→ TASK DIRECTIONS
Repeat each record word for word.

════

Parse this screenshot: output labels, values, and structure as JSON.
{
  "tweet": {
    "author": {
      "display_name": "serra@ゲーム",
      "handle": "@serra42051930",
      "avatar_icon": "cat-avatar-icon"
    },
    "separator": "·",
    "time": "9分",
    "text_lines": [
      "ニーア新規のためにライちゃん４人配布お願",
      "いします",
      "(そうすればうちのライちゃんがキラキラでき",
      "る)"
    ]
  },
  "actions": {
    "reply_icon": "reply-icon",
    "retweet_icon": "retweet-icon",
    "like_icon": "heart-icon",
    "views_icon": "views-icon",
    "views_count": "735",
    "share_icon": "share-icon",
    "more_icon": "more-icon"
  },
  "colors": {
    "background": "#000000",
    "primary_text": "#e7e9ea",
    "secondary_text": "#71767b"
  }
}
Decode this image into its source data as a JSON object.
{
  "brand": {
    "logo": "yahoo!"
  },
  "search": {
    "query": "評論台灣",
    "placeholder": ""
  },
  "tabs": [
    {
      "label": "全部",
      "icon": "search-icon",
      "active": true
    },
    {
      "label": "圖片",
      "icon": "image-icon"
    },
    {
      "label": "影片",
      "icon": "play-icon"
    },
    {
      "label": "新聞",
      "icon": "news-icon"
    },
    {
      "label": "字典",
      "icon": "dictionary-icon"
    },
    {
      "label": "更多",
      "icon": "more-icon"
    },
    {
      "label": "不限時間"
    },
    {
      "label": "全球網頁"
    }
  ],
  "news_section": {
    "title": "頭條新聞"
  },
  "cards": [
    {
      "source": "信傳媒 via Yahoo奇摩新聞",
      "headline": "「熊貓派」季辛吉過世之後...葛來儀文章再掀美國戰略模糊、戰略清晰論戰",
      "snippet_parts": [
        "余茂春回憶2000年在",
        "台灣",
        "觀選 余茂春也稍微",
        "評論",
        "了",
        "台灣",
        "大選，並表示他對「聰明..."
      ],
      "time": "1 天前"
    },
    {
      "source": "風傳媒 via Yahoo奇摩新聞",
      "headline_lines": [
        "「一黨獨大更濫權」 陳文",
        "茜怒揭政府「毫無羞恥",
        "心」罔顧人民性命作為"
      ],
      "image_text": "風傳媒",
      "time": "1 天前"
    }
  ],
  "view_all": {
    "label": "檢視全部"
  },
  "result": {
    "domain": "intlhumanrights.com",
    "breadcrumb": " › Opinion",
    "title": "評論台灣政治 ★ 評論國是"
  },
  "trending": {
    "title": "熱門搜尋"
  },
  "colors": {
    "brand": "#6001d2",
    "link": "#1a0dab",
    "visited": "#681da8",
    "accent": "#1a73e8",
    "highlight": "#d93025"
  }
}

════

→ REPLY TO THE TASK
Parse this screenshot: output labels, values, and structure as JSON.
{
  "tweet": {
    "author": {
      "display_name": "serra@ゲーム",
      "handle": "@serra42051930",
      "avatar_icon": "cat-avatar-icon"
    },
    "separator": "·",
    "time": "9分",
    "text_lines": [
      "ニーア新規のためにライちゃん４人配布お願",
      "いします",
      "(そうすればうちのライちゃんがキラキラでき",
      "る)"
    ]
  },
  "actions": {
    "reply_icon": "reply-icon",
    "retweet_icon": "retweet-icon",
    "like_icon": "heart-icon",
    "views_icon": "views-icon",
    "views_count": "735",
    "share_icon": "share-icon",
    "more_icon": "more-icon"
  },
  "colors": {
    "background": "#000000",
    "primary_text": "#e7e9ea",
    "secondary_text": "#71767b"
  }
}
Decode this image into its source data as a JSON object.
{
  "brand": {
    "logo": "yahoo!"
  },
  "search": {
    "query": "評論台灣",
    "placeholder": ""
  },
  "tabs": [
    {
      "label": "全部",
      "icon": "search-icon",
      "active": true
    },
    {
      "label": "圖片",
      "icon": "image-icon"
    },
    {
      "label": "影片",
      "icon": "play-icon"
    },
    {
      "label": "新聞",
      "icon": "news-icon"
    },
    {
      "label": "字典",
      "icon": "dictionary-icon"
    },
    {
      "label": "更多",
      "icon": "more-icon"
    },
    {
      "label": "不限時間"
    },
    {
      "label": "全球網頁"
    }
  ],
  "news_section": {
    "title": "頭條新聞"
  },
  "cards": [
    {
      "source": "信傳媒 via Yahoo奇摩新聞",
      "headline": "「熊貓派」季辛吉過世之後...葛來儀文章再掀美國戰略模糊、戰略清晰論戰",
      "snippet_parts": [
        "余茂春回憶2000年在",
        "台灣",
        "觀選 余茂春也稍微",
        "評論",
        "了",
        "台灣",
        "大選，並表示他對「聰明..."
      ],
      "time": "1 天前"
    },
    {
      "source": "風傳媒 via Yahoo奇摩新聞",
      "headline_lines": [
        "「一黨獨大更濫權」 陳文",
        "茜怒揭政府「毫無羞恥",
        "心」罔顧人民性命作為"
      ],
      "image_text": "風傳媒",
      "time": "1 天前"
    }
  ],
  "view_all": {
    "label": "檢視全部"
  },
  "result": {
    "domain": "intlhumanrights.com",
    "breadcrumb": " › Opinion",
    "title": "評論台灣政治 ★ 評論國是"
  },
  "trending": {
    "title": "熱門搜尋"
  },
  "colors": {
    "brand": "#6001d2",
    "link": "#1a0dab",
    "visited": "#681da8",
    "accent": "#1a73e8",
    "highlight": "#d93025"
  }
}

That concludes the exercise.